* _Exercise details_
Read the records that follow and state how many lines hold "JSON", adding nothing else.

* _Records supplied_
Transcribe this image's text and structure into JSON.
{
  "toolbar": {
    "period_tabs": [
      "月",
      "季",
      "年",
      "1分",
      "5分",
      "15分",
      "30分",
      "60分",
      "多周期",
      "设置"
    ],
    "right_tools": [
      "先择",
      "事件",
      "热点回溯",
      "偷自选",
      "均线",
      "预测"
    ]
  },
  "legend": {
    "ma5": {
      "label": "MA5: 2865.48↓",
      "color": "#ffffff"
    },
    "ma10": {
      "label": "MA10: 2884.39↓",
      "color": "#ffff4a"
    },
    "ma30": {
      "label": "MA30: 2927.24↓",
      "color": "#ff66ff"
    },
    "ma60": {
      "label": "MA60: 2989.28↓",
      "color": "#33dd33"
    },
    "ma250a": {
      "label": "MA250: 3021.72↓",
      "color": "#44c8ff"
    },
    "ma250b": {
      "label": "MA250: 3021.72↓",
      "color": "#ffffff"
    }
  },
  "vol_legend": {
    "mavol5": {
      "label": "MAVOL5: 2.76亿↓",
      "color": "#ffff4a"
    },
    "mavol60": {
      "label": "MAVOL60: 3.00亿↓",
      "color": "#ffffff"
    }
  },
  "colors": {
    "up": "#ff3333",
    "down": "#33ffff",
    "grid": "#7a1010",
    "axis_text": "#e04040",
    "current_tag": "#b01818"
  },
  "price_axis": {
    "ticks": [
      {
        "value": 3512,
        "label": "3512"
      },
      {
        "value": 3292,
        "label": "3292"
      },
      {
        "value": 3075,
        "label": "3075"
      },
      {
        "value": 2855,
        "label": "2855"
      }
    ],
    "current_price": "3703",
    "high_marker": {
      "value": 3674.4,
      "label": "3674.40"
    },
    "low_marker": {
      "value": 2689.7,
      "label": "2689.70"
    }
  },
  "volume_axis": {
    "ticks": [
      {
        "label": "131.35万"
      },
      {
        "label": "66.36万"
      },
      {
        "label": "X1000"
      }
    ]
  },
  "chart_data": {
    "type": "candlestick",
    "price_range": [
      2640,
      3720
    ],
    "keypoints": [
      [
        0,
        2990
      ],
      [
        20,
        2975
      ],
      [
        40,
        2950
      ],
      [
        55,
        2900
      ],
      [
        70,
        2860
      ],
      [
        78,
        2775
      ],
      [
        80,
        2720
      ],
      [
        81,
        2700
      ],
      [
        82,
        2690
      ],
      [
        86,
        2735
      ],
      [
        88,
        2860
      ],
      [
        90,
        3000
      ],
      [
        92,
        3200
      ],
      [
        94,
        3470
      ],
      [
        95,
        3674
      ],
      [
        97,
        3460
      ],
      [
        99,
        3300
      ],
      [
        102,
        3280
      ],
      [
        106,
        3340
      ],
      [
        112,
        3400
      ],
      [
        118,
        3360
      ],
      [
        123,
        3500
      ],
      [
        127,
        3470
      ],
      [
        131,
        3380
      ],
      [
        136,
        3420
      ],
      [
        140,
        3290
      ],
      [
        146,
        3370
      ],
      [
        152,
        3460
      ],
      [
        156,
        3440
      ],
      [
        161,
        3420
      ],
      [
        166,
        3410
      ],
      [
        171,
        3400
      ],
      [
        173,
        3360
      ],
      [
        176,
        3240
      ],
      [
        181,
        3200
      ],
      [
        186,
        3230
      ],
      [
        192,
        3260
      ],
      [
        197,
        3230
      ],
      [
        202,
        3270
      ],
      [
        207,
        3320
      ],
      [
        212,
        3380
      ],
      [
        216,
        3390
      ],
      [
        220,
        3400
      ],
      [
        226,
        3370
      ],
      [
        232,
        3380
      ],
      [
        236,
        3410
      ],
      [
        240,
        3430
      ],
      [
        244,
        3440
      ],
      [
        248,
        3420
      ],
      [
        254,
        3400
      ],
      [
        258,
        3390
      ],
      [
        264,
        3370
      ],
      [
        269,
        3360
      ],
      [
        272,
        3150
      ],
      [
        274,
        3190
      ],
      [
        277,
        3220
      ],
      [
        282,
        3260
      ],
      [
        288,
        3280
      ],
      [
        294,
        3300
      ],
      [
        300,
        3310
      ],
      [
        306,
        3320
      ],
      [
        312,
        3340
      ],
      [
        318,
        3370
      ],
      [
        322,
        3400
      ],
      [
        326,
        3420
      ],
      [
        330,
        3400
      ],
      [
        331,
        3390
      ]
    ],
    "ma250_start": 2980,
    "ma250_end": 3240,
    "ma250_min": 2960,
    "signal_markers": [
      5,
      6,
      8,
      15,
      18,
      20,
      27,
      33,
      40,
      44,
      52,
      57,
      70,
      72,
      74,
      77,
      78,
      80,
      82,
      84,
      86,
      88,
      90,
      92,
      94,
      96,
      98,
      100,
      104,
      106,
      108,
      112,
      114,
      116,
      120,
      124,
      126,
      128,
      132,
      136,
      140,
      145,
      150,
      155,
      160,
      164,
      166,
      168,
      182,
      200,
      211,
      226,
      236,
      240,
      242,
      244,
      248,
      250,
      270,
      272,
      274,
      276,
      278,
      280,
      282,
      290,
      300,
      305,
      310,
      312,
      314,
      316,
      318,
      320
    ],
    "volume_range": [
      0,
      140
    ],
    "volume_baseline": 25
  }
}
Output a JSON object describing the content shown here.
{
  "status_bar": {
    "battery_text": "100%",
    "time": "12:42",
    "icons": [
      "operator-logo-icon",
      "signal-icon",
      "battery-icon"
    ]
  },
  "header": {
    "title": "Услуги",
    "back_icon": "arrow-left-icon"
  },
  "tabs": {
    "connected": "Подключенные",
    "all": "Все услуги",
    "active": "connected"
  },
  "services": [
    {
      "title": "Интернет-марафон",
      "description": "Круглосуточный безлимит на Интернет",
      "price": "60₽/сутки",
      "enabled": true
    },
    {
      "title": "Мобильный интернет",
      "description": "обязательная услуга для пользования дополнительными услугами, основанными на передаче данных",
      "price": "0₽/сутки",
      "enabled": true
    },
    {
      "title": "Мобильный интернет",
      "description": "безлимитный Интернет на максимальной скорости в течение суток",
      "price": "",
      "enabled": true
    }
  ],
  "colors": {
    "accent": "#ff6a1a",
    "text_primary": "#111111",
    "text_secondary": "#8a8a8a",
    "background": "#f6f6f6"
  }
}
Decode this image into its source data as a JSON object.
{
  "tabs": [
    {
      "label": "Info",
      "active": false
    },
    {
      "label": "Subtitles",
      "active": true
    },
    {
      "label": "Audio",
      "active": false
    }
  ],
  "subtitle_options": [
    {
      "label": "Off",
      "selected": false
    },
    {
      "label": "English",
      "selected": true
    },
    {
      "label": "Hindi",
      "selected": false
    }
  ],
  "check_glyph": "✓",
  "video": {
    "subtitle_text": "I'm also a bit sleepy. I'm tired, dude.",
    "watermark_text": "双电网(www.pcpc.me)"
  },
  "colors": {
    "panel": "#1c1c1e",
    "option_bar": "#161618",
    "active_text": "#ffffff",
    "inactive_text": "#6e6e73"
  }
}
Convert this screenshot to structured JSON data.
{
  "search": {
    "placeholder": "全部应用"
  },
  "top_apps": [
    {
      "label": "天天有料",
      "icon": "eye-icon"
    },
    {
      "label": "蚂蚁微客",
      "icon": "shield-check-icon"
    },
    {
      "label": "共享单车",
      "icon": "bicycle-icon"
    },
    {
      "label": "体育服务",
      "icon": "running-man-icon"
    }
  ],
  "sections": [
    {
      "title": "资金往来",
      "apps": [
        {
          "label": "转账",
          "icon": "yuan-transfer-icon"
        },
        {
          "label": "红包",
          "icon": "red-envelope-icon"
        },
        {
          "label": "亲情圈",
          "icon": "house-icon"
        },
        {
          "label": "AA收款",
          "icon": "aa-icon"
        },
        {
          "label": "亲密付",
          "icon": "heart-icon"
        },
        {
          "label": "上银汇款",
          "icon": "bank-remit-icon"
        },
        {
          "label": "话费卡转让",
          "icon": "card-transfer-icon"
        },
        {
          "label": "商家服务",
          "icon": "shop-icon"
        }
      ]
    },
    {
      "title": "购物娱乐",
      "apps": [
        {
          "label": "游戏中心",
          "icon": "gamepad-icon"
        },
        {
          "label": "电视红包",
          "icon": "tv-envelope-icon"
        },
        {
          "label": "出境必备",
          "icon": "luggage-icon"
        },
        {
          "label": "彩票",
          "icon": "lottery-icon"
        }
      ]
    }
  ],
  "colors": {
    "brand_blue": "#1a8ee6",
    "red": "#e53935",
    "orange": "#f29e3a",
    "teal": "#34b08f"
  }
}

* _Response_
4